By Matt Coker
By R. Scott Moxley
By Charles Lam
By Nick Schou
By Gustavo Arellano
By Gustavo Arellano
By Steve Lowery
By R. Scott Moxley
In porno parlance, to "snowball" someone is to swallow a guy's semen, then kiss him and deposit the gunk in his mouth. Why do we bring this vile practice up? Only 'cause Michael Scott Kerr insists.
Kerr, you'll remember, is the man behind Snowball Express, an organization that flew into Orange County this weekend the widows and children of soldiers who lost their lives in our War on Terror. As we pointed out before (see "A Snow Job Success," Dec. 7), we found it strange that a guy so concerned with helping out other kids doesn't care much about his own family—to the tune of $50,000 in back child support payments and an outstanding child support arrest warrant in Arizona.

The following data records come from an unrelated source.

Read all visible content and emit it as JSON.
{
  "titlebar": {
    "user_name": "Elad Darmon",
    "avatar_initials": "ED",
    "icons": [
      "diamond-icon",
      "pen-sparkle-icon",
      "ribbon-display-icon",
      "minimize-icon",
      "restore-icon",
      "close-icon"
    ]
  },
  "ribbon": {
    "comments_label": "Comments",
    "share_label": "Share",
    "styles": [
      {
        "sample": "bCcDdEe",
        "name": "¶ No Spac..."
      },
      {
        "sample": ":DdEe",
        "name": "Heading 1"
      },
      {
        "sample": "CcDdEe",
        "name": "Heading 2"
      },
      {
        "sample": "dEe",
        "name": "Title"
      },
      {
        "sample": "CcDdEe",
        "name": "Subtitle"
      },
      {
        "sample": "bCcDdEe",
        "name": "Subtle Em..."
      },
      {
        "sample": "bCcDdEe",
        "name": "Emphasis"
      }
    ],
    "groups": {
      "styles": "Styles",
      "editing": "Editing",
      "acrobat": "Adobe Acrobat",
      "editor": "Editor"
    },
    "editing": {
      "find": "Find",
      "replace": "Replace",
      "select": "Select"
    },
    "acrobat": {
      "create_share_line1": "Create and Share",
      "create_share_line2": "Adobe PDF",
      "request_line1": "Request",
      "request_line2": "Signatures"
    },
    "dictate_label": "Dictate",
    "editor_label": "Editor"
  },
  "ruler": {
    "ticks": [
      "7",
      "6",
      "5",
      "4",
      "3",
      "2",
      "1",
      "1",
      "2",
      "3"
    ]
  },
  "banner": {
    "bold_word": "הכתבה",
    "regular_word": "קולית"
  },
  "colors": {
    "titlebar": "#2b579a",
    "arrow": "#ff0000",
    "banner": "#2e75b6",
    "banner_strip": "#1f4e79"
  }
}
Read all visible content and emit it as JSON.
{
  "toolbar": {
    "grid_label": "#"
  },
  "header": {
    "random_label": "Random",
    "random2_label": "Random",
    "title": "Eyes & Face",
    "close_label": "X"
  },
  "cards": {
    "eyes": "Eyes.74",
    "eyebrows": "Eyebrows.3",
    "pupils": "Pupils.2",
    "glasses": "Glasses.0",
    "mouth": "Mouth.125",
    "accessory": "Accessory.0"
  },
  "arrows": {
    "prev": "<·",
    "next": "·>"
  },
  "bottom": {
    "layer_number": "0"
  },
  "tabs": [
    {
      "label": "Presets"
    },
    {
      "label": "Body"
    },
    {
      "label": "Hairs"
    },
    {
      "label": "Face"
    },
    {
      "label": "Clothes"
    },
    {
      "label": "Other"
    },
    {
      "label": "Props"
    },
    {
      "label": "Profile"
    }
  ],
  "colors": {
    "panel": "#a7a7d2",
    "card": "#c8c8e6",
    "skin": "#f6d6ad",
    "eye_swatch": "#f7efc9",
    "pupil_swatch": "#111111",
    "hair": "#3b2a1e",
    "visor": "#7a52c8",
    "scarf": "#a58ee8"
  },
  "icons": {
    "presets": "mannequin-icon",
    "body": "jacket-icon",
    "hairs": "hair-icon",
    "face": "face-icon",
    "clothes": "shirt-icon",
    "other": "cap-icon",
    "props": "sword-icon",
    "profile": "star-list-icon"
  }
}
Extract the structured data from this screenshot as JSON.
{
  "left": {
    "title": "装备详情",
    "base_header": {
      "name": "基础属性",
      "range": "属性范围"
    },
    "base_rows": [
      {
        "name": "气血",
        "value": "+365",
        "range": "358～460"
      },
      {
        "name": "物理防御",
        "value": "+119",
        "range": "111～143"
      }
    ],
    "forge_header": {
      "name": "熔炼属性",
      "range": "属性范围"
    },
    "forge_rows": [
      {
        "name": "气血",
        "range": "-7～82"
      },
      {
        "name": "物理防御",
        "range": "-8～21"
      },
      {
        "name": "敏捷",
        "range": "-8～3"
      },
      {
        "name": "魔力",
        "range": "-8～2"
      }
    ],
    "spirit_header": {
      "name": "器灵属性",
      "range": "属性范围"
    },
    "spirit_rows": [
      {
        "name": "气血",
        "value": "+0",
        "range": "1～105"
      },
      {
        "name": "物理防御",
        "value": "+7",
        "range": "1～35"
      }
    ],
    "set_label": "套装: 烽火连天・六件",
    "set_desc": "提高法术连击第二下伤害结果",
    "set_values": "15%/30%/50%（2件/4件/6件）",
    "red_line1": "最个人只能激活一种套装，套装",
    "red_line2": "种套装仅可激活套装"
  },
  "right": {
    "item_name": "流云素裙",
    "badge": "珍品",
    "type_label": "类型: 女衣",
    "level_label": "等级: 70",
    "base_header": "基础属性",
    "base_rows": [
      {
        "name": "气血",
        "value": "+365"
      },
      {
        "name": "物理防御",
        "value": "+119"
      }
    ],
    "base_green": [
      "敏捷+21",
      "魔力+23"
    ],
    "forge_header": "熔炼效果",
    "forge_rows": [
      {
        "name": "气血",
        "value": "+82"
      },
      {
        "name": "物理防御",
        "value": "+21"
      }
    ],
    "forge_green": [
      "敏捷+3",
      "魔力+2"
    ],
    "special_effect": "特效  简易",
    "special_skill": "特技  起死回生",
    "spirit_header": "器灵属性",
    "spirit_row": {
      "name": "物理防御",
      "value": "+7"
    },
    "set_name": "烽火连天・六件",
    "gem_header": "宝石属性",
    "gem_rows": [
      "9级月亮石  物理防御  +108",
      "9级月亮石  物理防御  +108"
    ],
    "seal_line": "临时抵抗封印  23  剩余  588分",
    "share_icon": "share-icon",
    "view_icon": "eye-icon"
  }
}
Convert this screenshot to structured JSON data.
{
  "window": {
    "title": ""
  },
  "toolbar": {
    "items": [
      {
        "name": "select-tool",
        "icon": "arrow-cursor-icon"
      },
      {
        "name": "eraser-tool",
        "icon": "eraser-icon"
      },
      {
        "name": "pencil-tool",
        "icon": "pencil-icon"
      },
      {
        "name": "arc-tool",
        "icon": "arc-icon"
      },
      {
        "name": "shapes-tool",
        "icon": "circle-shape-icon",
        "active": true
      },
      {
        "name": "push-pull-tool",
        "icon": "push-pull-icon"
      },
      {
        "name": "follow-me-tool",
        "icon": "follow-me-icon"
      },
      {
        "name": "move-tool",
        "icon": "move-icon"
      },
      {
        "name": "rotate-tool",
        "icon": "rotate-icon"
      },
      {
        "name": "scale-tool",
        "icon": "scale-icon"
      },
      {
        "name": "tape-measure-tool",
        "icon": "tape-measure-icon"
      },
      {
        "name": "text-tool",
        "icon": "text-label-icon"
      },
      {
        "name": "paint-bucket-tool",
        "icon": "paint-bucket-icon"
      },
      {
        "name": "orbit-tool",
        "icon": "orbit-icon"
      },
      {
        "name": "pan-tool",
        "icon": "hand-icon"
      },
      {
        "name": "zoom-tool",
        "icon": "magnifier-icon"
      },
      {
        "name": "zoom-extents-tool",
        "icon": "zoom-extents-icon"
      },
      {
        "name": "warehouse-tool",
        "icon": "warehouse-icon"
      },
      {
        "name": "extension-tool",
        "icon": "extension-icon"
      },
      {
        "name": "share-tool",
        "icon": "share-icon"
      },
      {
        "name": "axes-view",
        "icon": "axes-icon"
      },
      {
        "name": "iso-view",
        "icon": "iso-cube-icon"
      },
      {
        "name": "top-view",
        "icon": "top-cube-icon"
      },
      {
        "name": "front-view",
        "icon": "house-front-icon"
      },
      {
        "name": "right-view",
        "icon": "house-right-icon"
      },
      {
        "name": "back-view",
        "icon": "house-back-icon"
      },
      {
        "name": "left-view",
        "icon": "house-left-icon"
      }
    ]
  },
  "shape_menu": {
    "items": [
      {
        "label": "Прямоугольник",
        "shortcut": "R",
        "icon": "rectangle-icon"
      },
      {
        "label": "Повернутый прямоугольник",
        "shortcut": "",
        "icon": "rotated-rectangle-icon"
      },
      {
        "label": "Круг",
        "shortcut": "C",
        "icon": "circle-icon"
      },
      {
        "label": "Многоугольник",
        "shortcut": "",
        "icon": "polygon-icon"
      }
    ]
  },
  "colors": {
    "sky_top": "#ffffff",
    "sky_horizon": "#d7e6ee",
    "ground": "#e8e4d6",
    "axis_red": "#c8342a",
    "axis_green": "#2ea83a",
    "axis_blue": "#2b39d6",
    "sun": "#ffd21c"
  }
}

Kerr dismissed our article as "old news," "untrue" and having been produced by "a local smut paper selling porno and the like" to an Oregon-based blog. But last Friday, just as hundreds of Gold Star families descended into Orange County, Kerr issued a press statement confirming the Weekly's story. He blamed his problems on drugs.
"Is it bad to be a person who has made mistakes and is now trying to do the right thing?" Kerr's statement asked. "Would it be a better story if I had just given up?"
But it was too late. The Snowball Express received mucho media coverage, but all the outlets—from National Public Radio's All Things Considered to ABC's World News Tonight to the Associated Press, Los Angeles Times and Orange County Register—also reported on Kerr's unsavory past, in some cases uncovering more of Kerr's inconsistencies. Kerr responded by snowballing anyone and everyone he could. The short list includes:
The Saywitz Company: This Newport Beach real estate brokerage firm hired Kerr earlier this year as a senior real estate consultant before the two parted company in the fall for reasons unknown. Kerr's Saywitz bio stated he is a "licensed real estate person" in California and Arizona with a bachelor's degree from the University of California Santa Barbara. But according to the California Department of Real Estate's website, Kerr's license expired in 1993, while Arizona's Department of Real Estate website shows that the real estate license of one Michael S. Kerr expired in 1998. And NPR reporter Howard Berkes reported that UC Santa Barbara officials don't have a degree on file for Kerr. Kerr told Berkes that Saywitz botched his resume, and he told the same thing to the Register; a Saywitz spokesman told Berkes they merely posted what Kerr provided.
Karen Spears Zacharias: The Oregon resident originally volunteered for the Snowball Express as a grief counselor. It was on Zacharias' blog (spearszacharias.bravejournal.com) where Kerr originally responded to the Weekly's story. Zacharias told the Times Kerr "outright lied to me" when she asked about the Weekly article. In return, Kerr banned her from Snowball Express events after the Times story hit.
Debbie Gregory: Gregory owns militaryconnection.com, a website directory of services for veterans and soldiers. She was an early supporter of Snowball Express, securing coverage in military publications. But Kerr banned Gregory from Snowball Express events after she questioned his background and Snowball's finances.
Kerr's own children:In an Oct. 12 story in the Register's San Clemente Sun Post News community weekly, Kerr told reporter Fred Swegles he resided in Laguna Niguel with five children—three of his own, and two from his new wife. Kerr lied. One son lives in Santa Barbara, while his other two children haven't seen their father in seven years, according to sources.
The children of the fallen: By all accounts, the Snowball Express itself was a resounding success. About 920 family members of soldiers who died in the War on Terror enjoyed a weekend filled with Disneyland, an Anaheim Ducks game and much love provided by volunteers. The focus should've been on them. But thanks to Kerr's snowballing, the Snowball Express will probably be remembered more for the man behind it and the overuse of "snowball" by reporters to tell his story.